Go through the entries below and pick out every line with "icon".

[EXERCISE INPUTS]:

◇ ◇ ◇

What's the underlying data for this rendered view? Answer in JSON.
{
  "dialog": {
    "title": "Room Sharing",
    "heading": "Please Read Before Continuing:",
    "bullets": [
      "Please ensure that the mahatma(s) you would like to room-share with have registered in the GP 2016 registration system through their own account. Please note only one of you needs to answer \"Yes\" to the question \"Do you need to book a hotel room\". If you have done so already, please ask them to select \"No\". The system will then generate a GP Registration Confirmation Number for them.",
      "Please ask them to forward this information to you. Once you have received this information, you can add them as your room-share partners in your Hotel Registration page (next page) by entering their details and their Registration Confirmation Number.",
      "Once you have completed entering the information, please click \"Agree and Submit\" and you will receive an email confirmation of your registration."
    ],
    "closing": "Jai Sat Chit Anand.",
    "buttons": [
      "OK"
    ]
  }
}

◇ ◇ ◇

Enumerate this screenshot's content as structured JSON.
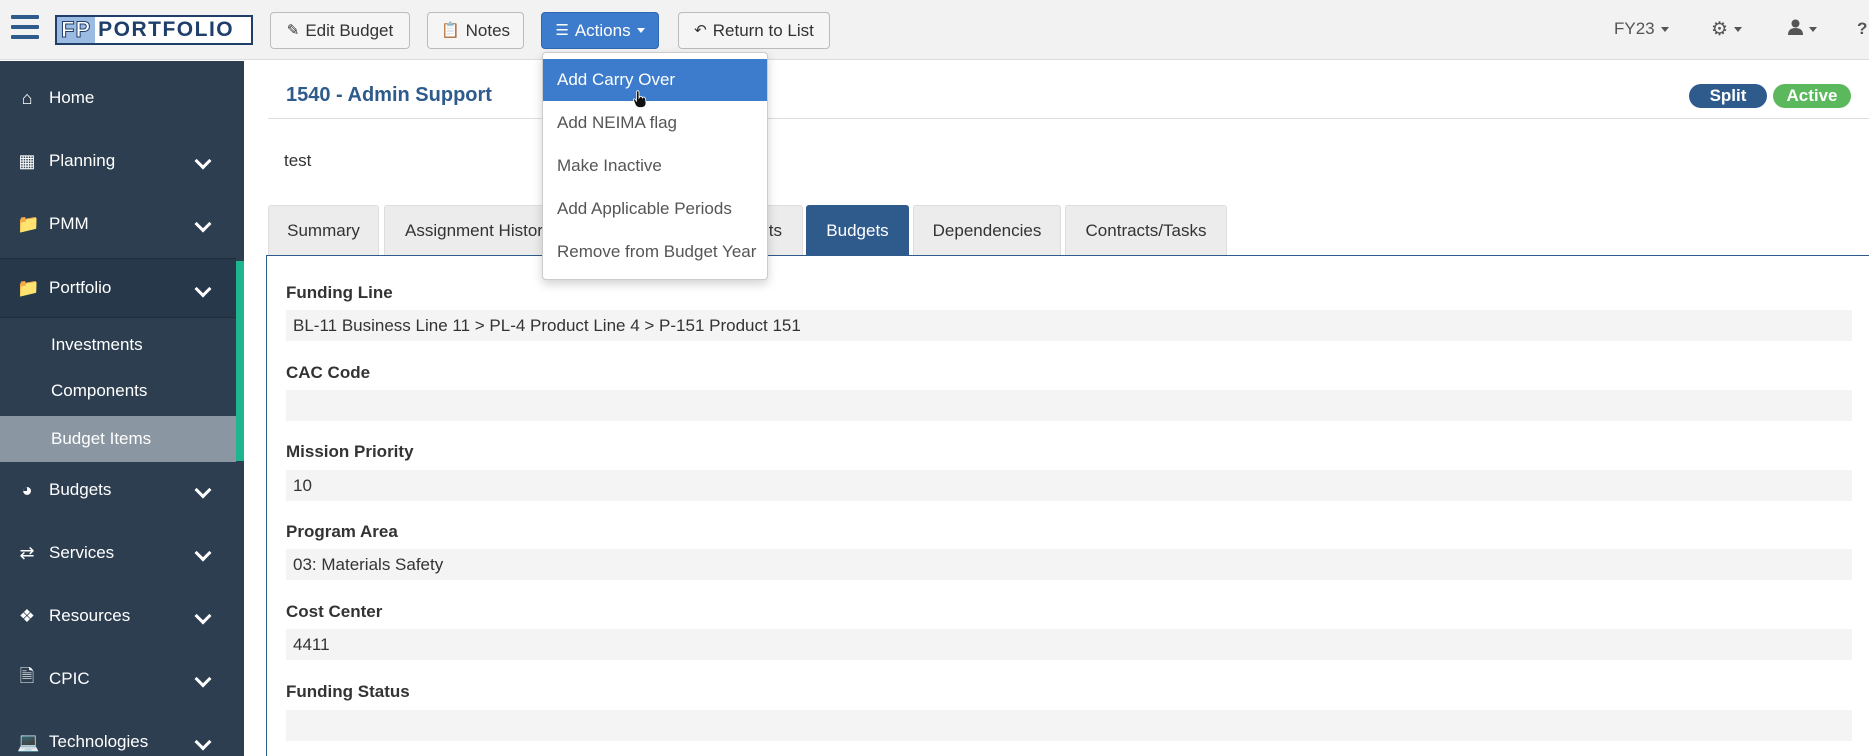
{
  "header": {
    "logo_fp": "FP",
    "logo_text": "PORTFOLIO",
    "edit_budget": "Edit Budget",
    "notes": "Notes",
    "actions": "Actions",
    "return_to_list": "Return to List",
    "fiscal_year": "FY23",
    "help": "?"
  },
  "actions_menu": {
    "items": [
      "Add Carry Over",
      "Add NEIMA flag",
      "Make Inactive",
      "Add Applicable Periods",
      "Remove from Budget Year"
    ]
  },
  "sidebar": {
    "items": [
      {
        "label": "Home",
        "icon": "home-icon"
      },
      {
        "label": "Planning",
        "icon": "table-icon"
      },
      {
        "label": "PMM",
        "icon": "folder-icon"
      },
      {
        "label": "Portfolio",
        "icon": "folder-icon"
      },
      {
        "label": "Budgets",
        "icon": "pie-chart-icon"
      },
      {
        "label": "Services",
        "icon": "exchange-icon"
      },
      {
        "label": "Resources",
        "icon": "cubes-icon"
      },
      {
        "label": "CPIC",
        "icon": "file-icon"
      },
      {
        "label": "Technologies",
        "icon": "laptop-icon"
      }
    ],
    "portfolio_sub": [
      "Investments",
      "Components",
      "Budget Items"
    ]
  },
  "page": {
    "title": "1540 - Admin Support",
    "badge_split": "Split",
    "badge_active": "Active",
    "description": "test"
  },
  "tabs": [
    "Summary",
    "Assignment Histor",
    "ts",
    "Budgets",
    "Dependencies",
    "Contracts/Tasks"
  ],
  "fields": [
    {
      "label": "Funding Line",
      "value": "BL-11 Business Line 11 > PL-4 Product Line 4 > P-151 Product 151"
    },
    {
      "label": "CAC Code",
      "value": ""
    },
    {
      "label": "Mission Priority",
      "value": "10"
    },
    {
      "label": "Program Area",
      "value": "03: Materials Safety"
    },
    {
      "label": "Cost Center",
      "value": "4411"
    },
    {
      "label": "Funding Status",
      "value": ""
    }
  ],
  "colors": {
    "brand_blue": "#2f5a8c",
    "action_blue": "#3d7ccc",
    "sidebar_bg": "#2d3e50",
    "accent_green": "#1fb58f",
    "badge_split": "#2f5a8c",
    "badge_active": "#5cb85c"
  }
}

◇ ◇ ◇

[ANSWER AREA]:
        "icon": "home-icon"
        "icon": "table-icon"
        "icon": "folder-icon"
        "icon": "folder-icon"
        "icon": "pie-chart-icon"
        "icon": "exchange-icon"
        "icon": "cubes-icon"
        "icon": "file-icon"
        "icon": "laptop-icon"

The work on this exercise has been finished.